Another missed opportunity at many ballparks is the lack of comprehensive and integrated fan data. Digital ticket sales has helped with capturing a lot of that data, but if you can integrate that with the data captured from concession sales, your arsenal becomes ten times more powerful. That means you can track a single fan’s journey from the moment they purchase the tickets all the way to when they leave the ballpark: what time do they arrive; what time do they buy concessions; do they prefer pickup or in-seat delivery orders; how big their concession orders are; what food do they like…
All of the individual data sets when aggregated at a ballpark level, can give you invaluable insights into the demographics and other attributes of your fan base as a whole. Subsequently, you can take those insights and design programs/pricing that better suits the average fan, as well as targeted messaging to different types of fans based on their purchase behavior.
All of these undoubtedly will drive better fan experience for each individual fan, and hence, revenue for the ballpark.
3. Premium suite guests deserve a premium F&B experience

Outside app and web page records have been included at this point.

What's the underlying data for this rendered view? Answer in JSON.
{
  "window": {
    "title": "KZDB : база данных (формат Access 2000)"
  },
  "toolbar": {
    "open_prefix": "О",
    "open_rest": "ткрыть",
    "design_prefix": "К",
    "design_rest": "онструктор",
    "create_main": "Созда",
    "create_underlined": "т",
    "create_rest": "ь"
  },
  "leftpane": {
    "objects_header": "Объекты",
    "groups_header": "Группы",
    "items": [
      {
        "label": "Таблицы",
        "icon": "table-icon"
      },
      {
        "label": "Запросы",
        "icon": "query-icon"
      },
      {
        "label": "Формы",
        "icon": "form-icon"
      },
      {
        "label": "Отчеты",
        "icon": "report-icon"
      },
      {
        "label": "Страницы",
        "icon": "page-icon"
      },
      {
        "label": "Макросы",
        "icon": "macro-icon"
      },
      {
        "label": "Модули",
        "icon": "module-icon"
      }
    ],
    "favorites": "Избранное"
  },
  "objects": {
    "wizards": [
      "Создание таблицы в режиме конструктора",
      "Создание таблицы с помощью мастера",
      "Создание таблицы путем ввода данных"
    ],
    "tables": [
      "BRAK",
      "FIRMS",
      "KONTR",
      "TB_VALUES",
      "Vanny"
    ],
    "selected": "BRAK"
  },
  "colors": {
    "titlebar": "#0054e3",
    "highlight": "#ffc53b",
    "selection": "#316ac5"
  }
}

For the majority of sports venues, suites can account for anywhere between five percent and 20 percent of total team revenue. It’s definitely a fan segment that deserves a lot of special attention, since their purchasing power is already established and the retention of these guests could bring in a lot more recurring revenue.
More often than not, the current process of booking meal packages before game day or ordering in-suite is often a high-touch, hands-on and cumbersome process. Guests need to download pages of PDF menus and make several phone calls in order to book the meal packages, as well as work with the team’s retail department to pre-order customized merchandise if needed. This whole process increases friction and reduces flexibility for the suite holder to add/remove items from the booking. Once in the suite, it’s difficult to order additional items since the server to suite ratio is often so low that it would take forever to wave down a busy server. Since guests typically won’t leave the suites, it creates a huge barrier to order additional merchandise even if the guests intend to.
We believe that this season is the time for you to upgrade your suite operations. FanFood has developed a premium suite solution, which consists of online meal and services pre-ordering for suite holders, as well as in-suite kiosk ordering for guests.
Once suite holders book the suite, they can go to the online FanFood ordering platform, browse meal package and merchandise options, add them to cart and self-checkout on the website. When in-suite, guests can order additional items from the in-suite self-service kiosk when needed and pay on the kiosk, or request a server for other services.
From an operational perspective, this means you won’t need as many servers to manage the suites — since guests can order by themselves on the kiosks and only call servers when absolutely necessary. At the same time, the pre-ordering and in-suite solution makes purchasing frictionlessly easy, which encourages suite guests to order more whenever they want to.
Get in touch with us to inquire about FanFood’s premium suite ordering solutions!
There’s still time to make this baseball season your best season ever in terms of fan experience — for both general admission fans and your most VIP guests. If you have any questions at all or simply want to see a demo of how our products could work at your ballpark, we’d love to hear from you.
Bonus: here’s a fun animation of all 30 MLB ballparks. Every one of them is unique in their own way.